To ensure that the pork will go where it should, the rules say as well that a lawmaker must submit his list of projects to the committees on appropriation in the Senate and the House. Their respective chairs would then consolidate all lists and then send the result to the Senate President and the Speaker, who would then transmit the consolidated lists of the two chambers to Malacañang.
For all these, Abad admits to successful attempts by legislators to outsmart the system and push projects that in reality go against pork’s raison d’etre of promoting equal access to basic services. The set-up is also flexible enough, so much so that while Abad says “dredging” or “desilting” of creeks is now discouraged because “you don’t really know if it’s true (because) the project is really underground,” these may be allowed if they are in tandem with road repair or rehabilitation.
Abad agrees that the reforms, which have focused largely on “limiting discretion” and “shortening” the list of projects to be funded, have so far not made PDAF totally in sync with the daang matuwid. But he says that it’s patronage politics that refuses or resists to be reformed and hints that any real change lies in the legislature.

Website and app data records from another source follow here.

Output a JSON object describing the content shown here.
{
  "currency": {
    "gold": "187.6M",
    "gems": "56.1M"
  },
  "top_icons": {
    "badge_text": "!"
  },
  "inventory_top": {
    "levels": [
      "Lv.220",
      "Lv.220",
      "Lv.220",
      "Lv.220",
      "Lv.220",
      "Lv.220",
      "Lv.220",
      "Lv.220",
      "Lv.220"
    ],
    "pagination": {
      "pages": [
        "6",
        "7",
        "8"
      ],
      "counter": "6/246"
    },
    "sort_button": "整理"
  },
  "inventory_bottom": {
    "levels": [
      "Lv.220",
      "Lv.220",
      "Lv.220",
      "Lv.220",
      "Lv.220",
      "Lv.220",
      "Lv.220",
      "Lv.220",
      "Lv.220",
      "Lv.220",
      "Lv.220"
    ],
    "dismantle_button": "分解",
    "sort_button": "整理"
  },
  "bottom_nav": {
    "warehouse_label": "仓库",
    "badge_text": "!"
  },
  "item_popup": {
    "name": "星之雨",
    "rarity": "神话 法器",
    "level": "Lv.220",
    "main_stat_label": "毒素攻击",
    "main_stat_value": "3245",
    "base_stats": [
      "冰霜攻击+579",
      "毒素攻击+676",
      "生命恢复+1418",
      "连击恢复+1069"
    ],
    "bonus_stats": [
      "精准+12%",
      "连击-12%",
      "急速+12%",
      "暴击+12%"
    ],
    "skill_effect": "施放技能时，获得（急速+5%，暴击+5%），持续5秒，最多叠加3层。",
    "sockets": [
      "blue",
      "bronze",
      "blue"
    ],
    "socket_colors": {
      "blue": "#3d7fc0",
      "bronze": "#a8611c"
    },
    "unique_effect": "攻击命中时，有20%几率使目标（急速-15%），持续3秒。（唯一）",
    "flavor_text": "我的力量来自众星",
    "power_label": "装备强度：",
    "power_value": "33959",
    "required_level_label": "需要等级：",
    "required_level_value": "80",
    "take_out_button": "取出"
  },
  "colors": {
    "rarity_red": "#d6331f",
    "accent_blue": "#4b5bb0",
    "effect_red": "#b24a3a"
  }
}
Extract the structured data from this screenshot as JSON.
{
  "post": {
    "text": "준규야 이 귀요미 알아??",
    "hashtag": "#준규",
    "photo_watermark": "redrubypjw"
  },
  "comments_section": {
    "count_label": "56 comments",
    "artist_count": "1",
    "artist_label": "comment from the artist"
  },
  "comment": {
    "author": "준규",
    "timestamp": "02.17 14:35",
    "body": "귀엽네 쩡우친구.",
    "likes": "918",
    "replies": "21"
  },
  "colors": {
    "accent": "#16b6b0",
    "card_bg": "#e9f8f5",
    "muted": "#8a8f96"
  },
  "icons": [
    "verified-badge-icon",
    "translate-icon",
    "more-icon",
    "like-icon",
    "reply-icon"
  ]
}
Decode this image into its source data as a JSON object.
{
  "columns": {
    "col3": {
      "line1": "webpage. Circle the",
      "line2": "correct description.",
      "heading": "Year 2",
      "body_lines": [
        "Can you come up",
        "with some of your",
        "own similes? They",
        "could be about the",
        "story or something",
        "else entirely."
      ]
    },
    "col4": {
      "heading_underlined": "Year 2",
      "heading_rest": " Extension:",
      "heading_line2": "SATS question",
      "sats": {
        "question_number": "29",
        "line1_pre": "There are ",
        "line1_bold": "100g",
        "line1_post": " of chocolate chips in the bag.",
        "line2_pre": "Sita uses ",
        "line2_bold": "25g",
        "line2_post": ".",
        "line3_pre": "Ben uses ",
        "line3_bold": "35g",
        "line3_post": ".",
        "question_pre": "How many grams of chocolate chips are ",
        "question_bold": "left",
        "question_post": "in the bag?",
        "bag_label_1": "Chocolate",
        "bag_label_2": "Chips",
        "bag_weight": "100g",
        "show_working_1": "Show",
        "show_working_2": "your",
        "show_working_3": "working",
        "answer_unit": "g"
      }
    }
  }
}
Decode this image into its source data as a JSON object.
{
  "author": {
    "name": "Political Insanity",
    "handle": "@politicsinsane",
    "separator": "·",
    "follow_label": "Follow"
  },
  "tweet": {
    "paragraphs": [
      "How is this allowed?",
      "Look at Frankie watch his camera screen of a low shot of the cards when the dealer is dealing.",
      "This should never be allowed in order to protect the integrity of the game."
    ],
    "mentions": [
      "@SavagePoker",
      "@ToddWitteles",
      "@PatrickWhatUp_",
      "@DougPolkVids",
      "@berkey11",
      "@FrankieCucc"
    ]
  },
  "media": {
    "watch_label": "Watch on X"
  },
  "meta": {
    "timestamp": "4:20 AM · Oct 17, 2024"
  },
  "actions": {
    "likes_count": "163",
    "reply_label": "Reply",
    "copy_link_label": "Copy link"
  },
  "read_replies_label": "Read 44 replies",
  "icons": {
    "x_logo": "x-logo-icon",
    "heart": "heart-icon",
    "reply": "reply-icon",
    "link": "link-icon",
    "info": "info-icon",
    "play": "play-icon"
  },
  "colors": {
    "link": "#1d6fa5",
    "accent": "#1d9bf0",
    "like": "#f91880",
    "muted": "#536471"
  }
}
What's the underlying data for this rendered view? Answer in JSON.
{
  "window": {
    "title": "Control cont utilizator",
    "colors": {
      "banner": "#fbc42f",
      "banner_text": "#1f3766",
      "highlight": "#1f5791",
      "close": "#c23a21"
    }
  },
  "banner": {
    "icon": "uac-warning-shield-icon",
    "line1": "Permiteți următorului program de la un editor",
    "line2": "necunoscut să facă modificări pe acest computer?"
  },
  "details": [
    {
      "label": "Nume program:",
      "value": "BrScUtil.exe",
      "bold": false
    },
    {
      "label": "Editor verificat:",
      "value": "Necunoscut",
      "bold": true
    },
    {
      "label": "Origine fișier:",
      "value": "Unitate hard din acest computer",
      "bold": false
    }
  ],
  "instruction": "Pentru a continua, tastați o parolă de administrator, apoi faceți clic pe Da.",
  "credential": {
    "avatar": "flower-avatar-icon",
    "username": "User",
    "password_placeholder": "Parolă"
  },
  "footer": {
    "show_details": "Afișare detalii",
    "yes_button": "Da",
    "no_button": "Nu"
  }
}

“You have to remember we go to Congress for our budget,” he says. “We go to Congress for the confirmation of our appointments, we go to Congress for our legislative initiatives, we go to Congress to answer to investigation. Politically, we have to deal with Congress.”
He says that if he were given a chance to do more about pork, he would “restrict the use and continue to infuse more transparency in how it’s used.”
“It’s best when the communities are engaged, eh,” he explains. “Of course, when that happens… the legislators are more conscious that they go to meaningful investments and projects or activities.”
According to Abad, PDAF endures “in the context also of patronage politics… that’s the only reason that’s effective because patronage politics is the politics of dependency.”
“Eventually,” he says, “(when) people have their own jobs and they’re economically more self-reliant, there (would be) really less need (for) PDAF.” He says that this is the reason why the Aquino administration is “making huge investments in CCT (the Conditional Cash Transfer program), basic education, public health, and housing.”
For some time longer, Abad says he sees no end in sight to pork. “Unless we can change our politics, PDAF will always be a necessity because poor people will always be coming to politicians.”
“In the context where poverty is still endemic,” he says he believes that the PDAF, warts and all, is “an effective tool.” – PCIJ, July 2012